* Your goal *
Give the entries back exactly, dropping each image.

* Data extract *
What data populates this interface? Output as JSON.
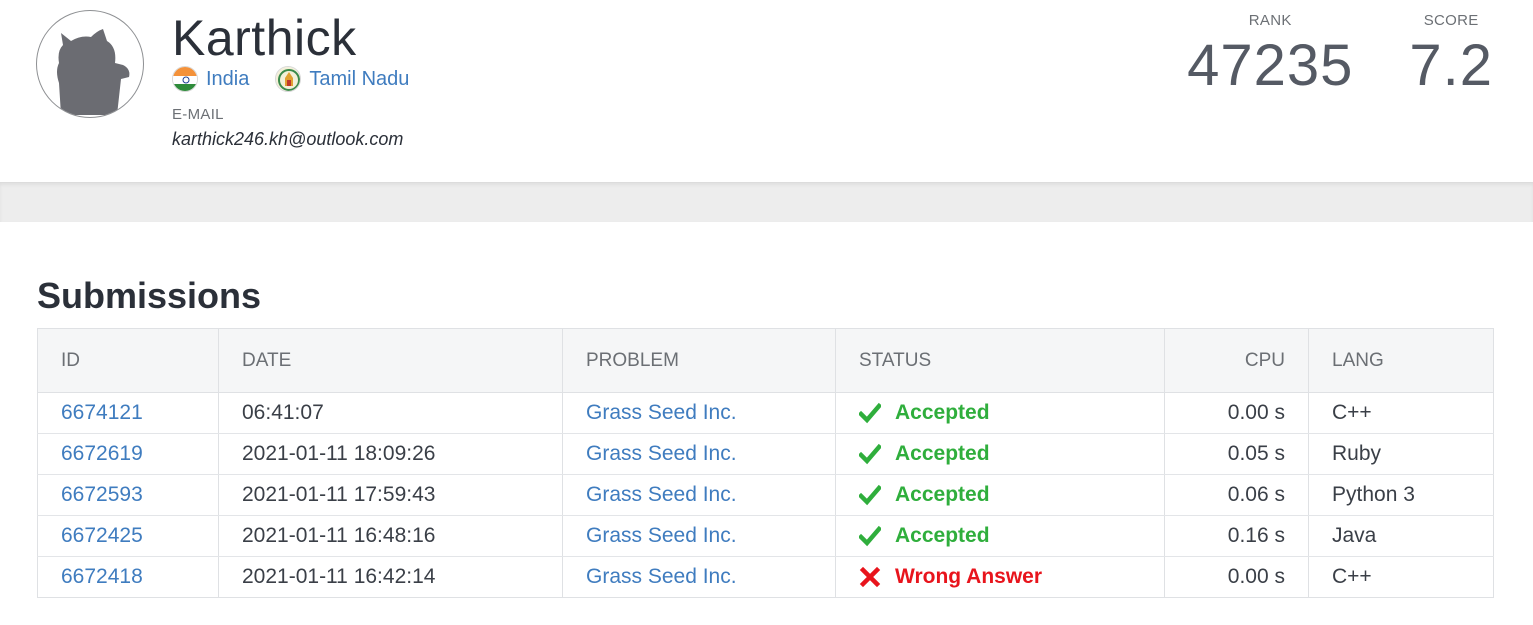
{
  "profile": {
    "name": "Karthick",
    "country": "India",
    "region": "Tamil Nadu",
    "email_label": "E-MAIL",
    "email": "karthick246.kh@outlook.com",
    "avatar_icon": "default-avatar-icon",
    "country_flag_icon": "india-flag-icon",
    "region_flag_icon": "tamil-nadu-emblem-icon"
  },
  "stats": {
    "rank_label": "RANK",
    "rank": "47235",
    "score_label": "SCORE",
    "score": "7.2"
  },
  "submissions": {
    "title": "Submissions",
    "columns": [
      "ID",
      "DATE",
      "PROBLEM",
      "STATUS",
      "CPU",
      "LANG"
    ],
    "rows": [
      {
        "id": "6674121",
        "date": "06:41:07",
        "problem": "Grass Seed Inc.",
        "status": "Accepted",
        "status_icon": "check-icon",
        "cpu": "0.00 s",
        "lang": "C++"
      },
      {
        "id": "6672619",
        "date": "2021-01-11 18:09:26",
        "problem": "Grass Seed Inc.",
        "status": "Accepted",
        "status_icon": "check-icon",
        "cpu": "0.05 s",
        "lang": "Ruby"
      },
      {
        "id": "6672593",
        "date": "2021-01-11 17:59:43",
        "problem": "Grass Seed Inc.",
        "status": "Accepted",
        "status_icon": "check-icon",
        "cpu": "0.06 s",
        "lang": "Python 3"
      },
      {
        "id": "6672425",
        "date": "2021-01-11 16:48:16",
        "problem": "Grass Seed Inc.",
        "status": "Accepted",
        "status_icon": "check-icon",
        "cpu": "0.16 s",
        "lang": "Java"
      },
      {
        "id": "6672418",
        "date": "2021-01-11 16:42:14",
        "problem": "Grass Seed Inc.",
        "status": "Wrong Answer",
        "status_icon": "cross-icon",
        "cpu": "0.00 s",
        "lang": "C++"
      }
    ]
  },
  "colors": {
    "accepted": "#2fae3c",
    "wrong_answer": "#e8141c",
    "link": "#3f7cbf",
    "stat_value": "#555a64"
  }
}
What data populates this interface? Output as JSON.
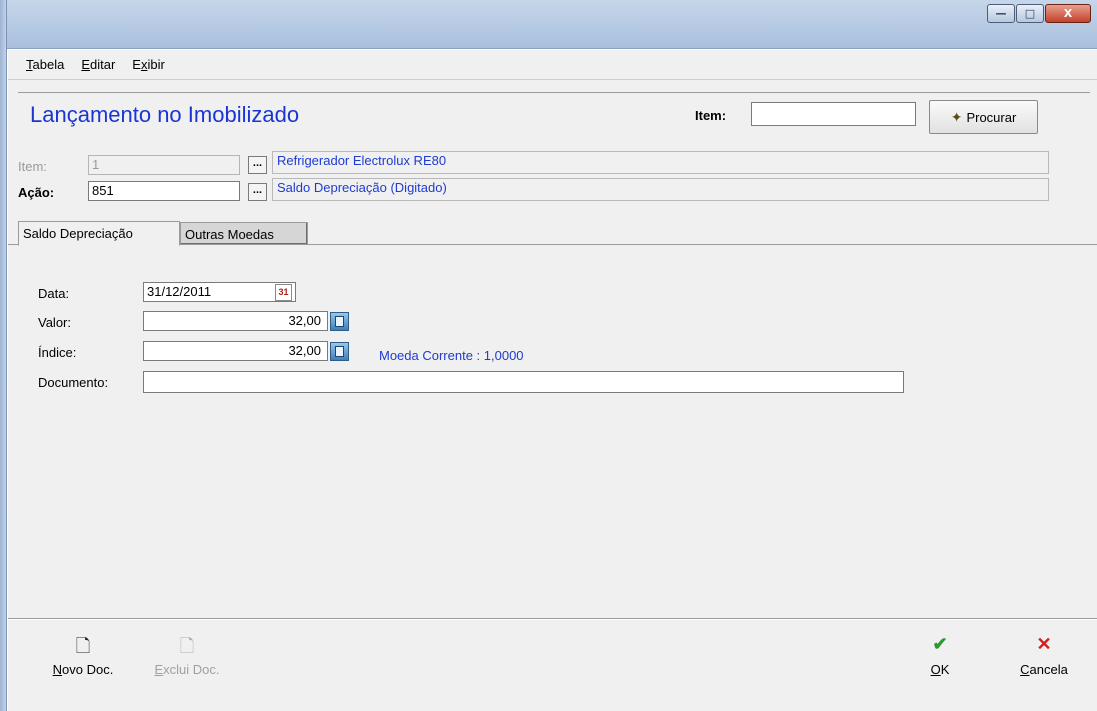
{
  "window": {
    "buttons": {
      "minimize": "—",
      "maximize": "□",
      "close": "X"
    }
  },
  "menu": [
    {
      "label": "Tabela",
      "ul": "T",
      "rest": "abela"
    },
    {
      "label": "Editar",
      "ul": "E",
      "rest": "ditar"
    },
    {
      "label": "Exibir",
      "ul": "x",
      "rest": "ibir",
      "pre": "E"
    }
  ],
  "header": {
    "title": "Lançamento no Imobilizado",
    "item_label": "Item:",
    "item_value": "",
    "search_button": "Procurar"
  },
  "record": {
    "item_label": "Item:",
    "item_value": "1",
    "item_desc": "Refrigerador Electrolux RE80",
    "acao_label": "Ação:",
    "acao_value": "851",
    "acao_desc": "Saldo Depreciação (Digitado)",
    "ellipsis": "..."
  },
  "tabs": [
    {
      "label": "Saldo Depreciação",
      "active": true
    },
    {
      "label": "Outras Moedas",
      "active": false
    }
  ],
  "form": {
    "data_label": "Data:",
    "data_value": "31/12/2011",
    "valor_label": "Valor:",
    "valor_value": "32,00",
    "indice_label": "Índice:",
    "indice_value": "32,00",
    "moeda_text": "Moeda Corrente :  1,0000",
    "documento_label": "Documento:",
    "documento_value": ""
  },
  "footer": {
    "novo_doc": {
      "ul": "N",
      "rest": "ovo Doc."
    },
    "exclui_doc": {
      "ul": "E",
      "rest": "xclui Doc."
    },
    "ok": {
      "ul": "O",
      "rest": "K"
    },
    "cancela": {
      "ul": "C",
      "rest": "ancela"
    }
  },
  "colors": {
    "title": "#1b35d4",
    "link_text": "#1f3bd0",
    "ok_icon": "#2e9a2e",
    "cancel_icon": "#d22020"
  }
}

* Response to the task *
What data populates this interface? Output as JSON.
{
  "profile": {
    "name": "Karthick",
    "country": "India",
    "region": "Tamil Nadu",
    "email_label": "E-MAIL",
    "email": "karthick246.kh@outlook.com",
    "avatar_icon": "default-avatar-icon",
    "country_flag_icon": "india-flag-icon",
    "region_flag_icon": "tamil-nadu-emblem-icon"
  },
  "stats": {
    "rank_label": "RANK",
    "rank": "47235",
    "score_label": "SCORE",
    "score": "7.2"
  },
  "submissions": {
    "title": "Submissions",
    "columns": [
      "ID",
      "DATE",
      "PROBLEM",
      "STATUS",
      "CPU",
      "LANG"
    ],
    "rows": [
      {
        "id": "6674121",
        "date": "06:41:07",
        "problem": "Grass Seed Inc.",
        "status": "Accepted",
        "status_icon": "check-icon",
        "cpu": "0.00 s",
        "lang": "C++"
      },
      {
        "id": "6672619",
        "date": "2021-01-11 18:09:26",
        "problem": "Grass Seed Inc.",
        "status": "Accepted",
        "status_icon": "check-icon",
        "cpu": "0.05 s",
        "lang": "Ruby"
      },
      {
        "id": "6672593",
        "date": "2021-01-11 17:59:43",
        "problem": "Grass Seed Inc.",
        "status": "Accepted",
        "status_icon": "check-icon",
        "cpu": "0.06 s",
        "lang": "Python 3"
      },
      {
        "id": "6672425",
        "date": "2021-01-11 16:48:16",
        "problem": "Grass Seed Inc.",
        "status": "Accepted",
        "status_icon": "check-icon",
        "cpu": "0.16 s",
        "lang": "Java"
      },
      {
        "id": "6672418",
        "date": "2021-01-11 16:42:14",
        "problem": "Grass Seed Inc.",
        "status": "Wrong Answer",
        "status_icon": "cross-icon",
        "cpu": "0.00 s",
        "lang": "C++"
      }
    ]
  },
  "colors": {
    "accepted": "#2fae3c",
    "wrong_answer": "#e8141c",
    "link": "#3f7cbf",
    "stat_value": "#555a64"
  }
}
What data populates this interface? Output as JSON.
{
  "window": {
    "buttons": {
      "minimize": "—",
      "maximize": "□",
      "close": "X"
    }
  },
  "menu": [
    {
      "label": "Tabela",
      "ul": "T",
      "rest": "abela"
    },
    {
      "label": "Editar",
      "ul": "E",
      "rest": "ditar"
    },
    {
      "label": "Exibir",
      "ul": "x",
      "rest": "ibir",
      "pre": "E"
    }
  ],
  "header": {
    "title": "Lançamento no Imobilizado",
    "item_label": "Item:",
    "item_value": "",
    "search_button": "Procurar"
  },
  "record": {
    "item_label": "Item:",
    "item_value": "1",
    "item_desc": "Refrigerador Electrolux RE80",
    "acao_label": "Ação:",
    "acao_value": "851",
    "acao_desc": "Saldo Depreciação (Digitado)",
    "ellipsis": "..."
  },
  "tabs": [
    {
      "label": "Saldo Depreciação",
      "active": true
    },
    {
      "label": "Outras Moedas",
      "active": false
    }
  ],
  "form": {
    "data_label": "Data:",
    "data_value": "31/12/2011",
    "valor_label": "Valor:",
    "valor_value": "32,00",
    "indice_label": "Índice:",
    "indice_value": "32,00",
    "moeda_text": "Moeda Corrente :  1,0000",
    "documento_label": "Documento:",
    "documento_value": ""
  },
  "footer": {
    "novo_doc": {
      "ul": "N",
      "rest": "ovo Doc."
    },
    "exclui_doc": {
      "ul": "E",
      "rest": "xclui Doc."
    },
    "ok": {
      "ul": "O",
      "rest": "K"
    },
    "cancela": {
      "ul": "C",
      "rest": "ancela"
    }
  },
  "colors": {
    "title": "#1b35d4",
    "link_text": "#1f3bd0",
    "ok_icon": "#2e9a2e",
    "cancel_icon": "#d22020"
  }
}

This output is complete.